get info about gout
Here's the bottom line about gout —
the who, what, where and why.
- Gout is a painful and sometimes debilitating form of inflammatory arthritis.
- Gout is caused by a high level of uric acid in the blood. Uric acid is naturally created when the body breaks down a class of substances called purines. These are molecules within foods and beverages that are essential in the functioning of living cells. During metabolism, purines are broken down to eventually form uric acid. Normally, uric acid is dissolved and eliminated. However, when this level becomes too high for the body to handle or process, it can build up and crystallize in and around joints.
- If you have gout, you may have painful flares that include sudden inflammation, redness and swelling in the joints. These flares are common in the big toe, but can happen in all of the joints in your body, including the feet, knees, ankles, fingers, wrists and elbows. With gout, deposits of uric acid crystals — called tophi — may form under the skin in the joints and surrounding tissue, which can limit everyday movement.

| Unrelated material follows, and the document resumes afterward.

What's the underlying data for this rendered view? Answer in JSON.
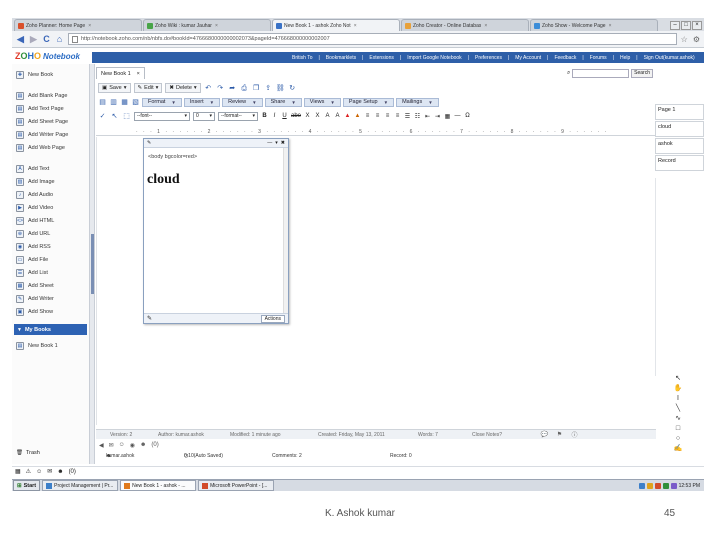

- It is important to be able to recognize the symptoms of a gout attack, especially because these symptoms can be similar to those of a stubbed toe or ankle sprain. Many people often misinterpret the pain associated with gout for something else, such as an impact-induced injury or a
- Approximately eight million people in the U.S. live with gout, so if you have gout, you are certainly not alone. It is the most common form of inflammatory arthritis in men over the age of 40. In the past few decades the number of people who have been diagnosed with gout has significantly increased.
- Women can also have or develop gout, especially after menopause. In the rare cases where women develop gout before menopause, it often tends to be refractory to standard treatment options.
- There's also a more severe form of gout called refractory chronic gout, or RCG. Click here to learn more.